- “When should I submit an invention disclosure?”
- The clear answer is, “Not when you are about to publish or disclose the invention at a conference!”
- This is actually a very important question that depends on a company’s patenting strategy. This part of their IP strategy considers many factors, such as the technology of the invention, business strategy, contractual obligations, public disclosures of the invention, and cost.
- For example, a company may have an aggressive patenting strategy that looks to file multiple provisional applications during the design before filing a non-provisional patent application. In this case, invention disclosures would be filed at multiple technical milestones or design changes/alternatives.
- “How much information do I have to include in the invention disclosure?”
- This is a loaded question. At times, inventors push back about the amount of time it takes to draft an invention disclosure because this effort takes away from their “real” job. The extremes in drafting an invention disclosure range from a high-level summary invention at one end, and a complete data dump with no context on how the information fits together on the other end. The obvious answer is somewhere in between.
- The information provided should be enough to describe the invention in order to enable one skilled in the art to practice the invention. They should also compose their disclosure with the understanding that a patent attorney or agent will use this information to draft a patent application.
- IP counsel may also have to field a complaint by engineers that drafting invention disclosures may be a waste of time when the Patent Review Committee may reject their invention for filing a patent application. If this is an issue, IP counsel may consider having a two-tier or iterative invention disclosure process.
- For example, an initial invention disclosure may be drafted at a less detailed level sufficient for members of the Patent Review Committee who are familiar with the invention’s technology. Once approved, the inventor would be expected to expand upon the initial invention disclosure with a more detailed version.
Invention disclosures require considerable time and effort from an inventor, but this time is well worth the expense if it results in a well-drafted, stronger, and comprehensive patent application to protect your company’s valuable intellectual property. Well-crafted invention disclosures by a well-informed R&D team will contribute to enhancing your company’s standing as leading innovators in your market. As IP counsel, creating an open dialogue around invention disclosures with your R&D colleagues will strengthen those relationships, and aid you in your efforts to align your company’s business strategy with IP goals.

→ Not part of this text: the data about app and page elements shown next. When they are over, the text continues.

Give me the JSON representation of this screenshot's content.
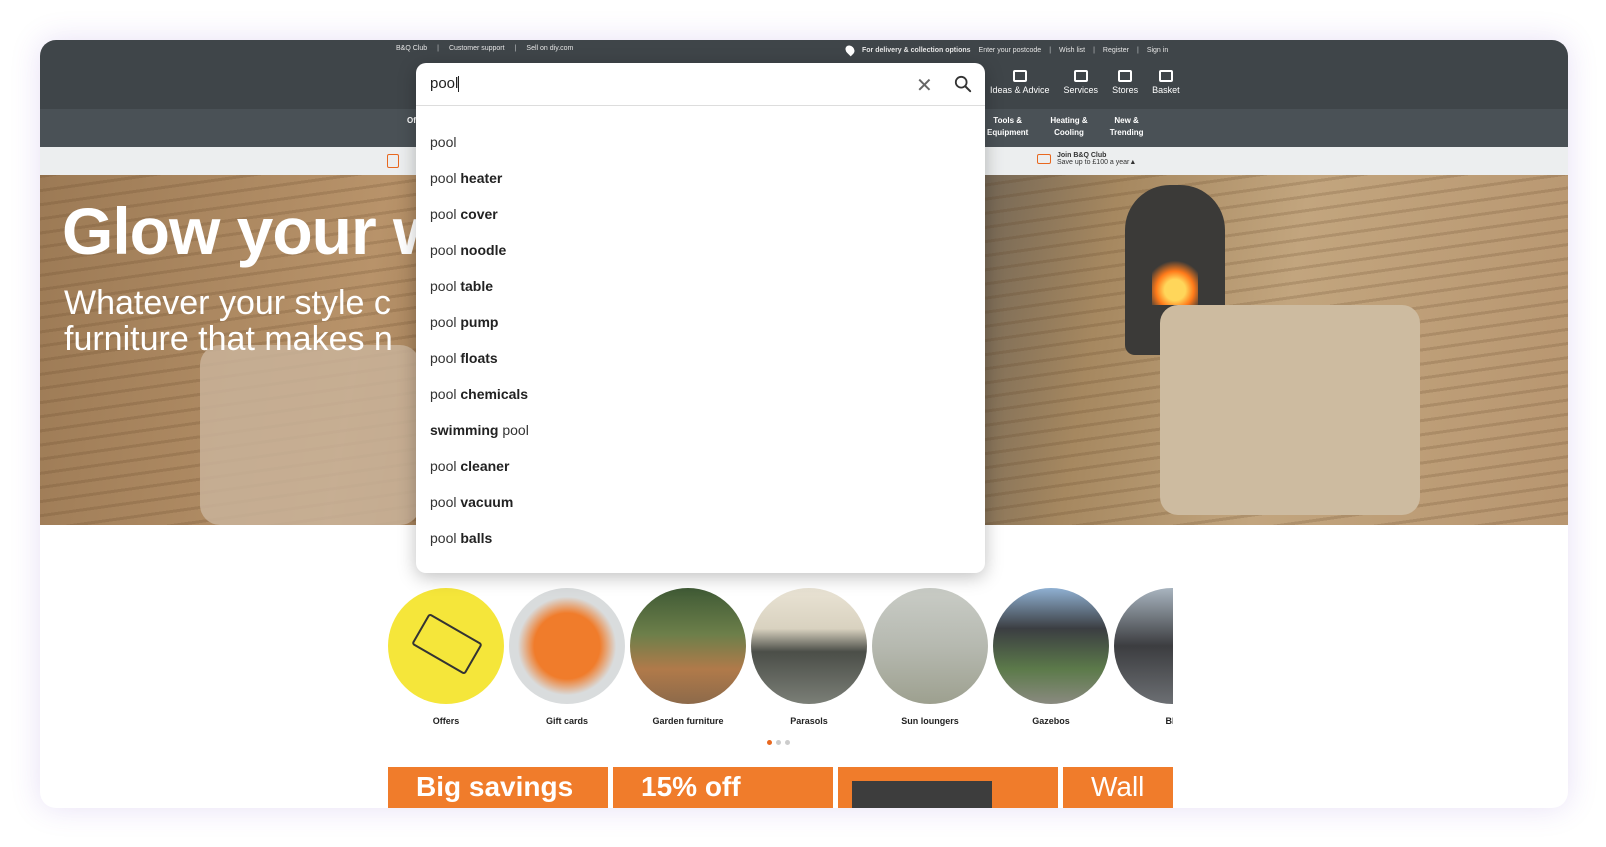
{
  "topbar": {
    "left_links": [
      "B&Q Club",
      "Customer support",
      "Sell on diy.com"
    ],
    "delivery_label": "For delivery & collection options",
    "postcode_prompt": "Enter your postcode",
    "right_links": [
      "Wish list",
      "Register",
      "Sign in"
    ]
  },
  "header_nav": [
    {
      "label": "Ideas & Advice",
      "icon": "idea-icon"
    },
    {
      "label": "Services",
      "icon": "tools-icon"
    },
    {
      "label": "Stores",
      "icon": "store-icon"
    },
    {
      "label": "Basket",
      "icon": "basket-icon"
    }
  ],
  "categories": [
    {
      "line1": "Tools &",
      "line2": "Equipment"
    },
    {
      "line1": "Heating &",
      "line2": "Cooling"
    },
    {
      "line1": "New &",
      "line2": "Trending"
    }
  ],
  "categories_partial": "Of",
  "promo": {
    "club_title": "Join B&Q Club",
    "club_sub": "Save up to £100 a year▲"
  },
  "hero": {
    "title": "Glow your w",
    "subtitle_line1": "Whatever your style c",
    "subtitle_line2": "furniture that makes n"
  },
  "search": {
    "value": "pool",
    "suggestions": [
      {
        "prefix": "pool",
        "bold": ""
      },
      {
        "prefix": "pool ",
        "bold": "heater"
      },
      {
        "prefix": "pool ",
        "bold": "cover"
      },
      {
        "prefix": "pool ",
        "bold": "noodle"
      },
      {
        "prefix": "pool ",
        "bold": "table"
      },
      {
        "prefix": "pool ",
        "bold": "pump"
      },
      {
        "prefix": "pool ",
        "bold": "floats"
      },
      {
        "prefix": "pool ",
        "bold": "chemicals"
      },
      {
        "prefix": "",
        "bold": "swimming",
        "suffix": " pool"
      },
      {
        "prefix": "pool ",
        "bold": "cleaner"
      },
      {
        "prefix": "pool ",
        "bold": "vacuum"
      },
      {
        "prefix": "pool ",
        "bold": "balls"
      }
    ]
  },
  "shop_categories": [
    {
      "label": "Offers"
    },
    {
      "label": "Gift cards"
    },
    {
      "label": "Garden furniture"
    },
    {
      "label": "Parasols"
    },
    {
      "label": "Sun loungers"
    },
    {
      "label": "Gazebos"
    },
    {
      "label": "BB"
    }
  ],
  "banners": [
    "Big savings",
    "15% off",
    "",
    "Wall"
  ],
  "colors": {
    "brand_orange": "#e8681f",
    "header_dark": "#3f4549"
  }
}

This article is for informational purposes, is not intended to constitute legal advice, and may be considered advertising under applicable state laws. The opinions expressed in this article are those of the author only and are not necessarily shared by Dilworth IP, its other attorneys, agents, or staff, or its clients.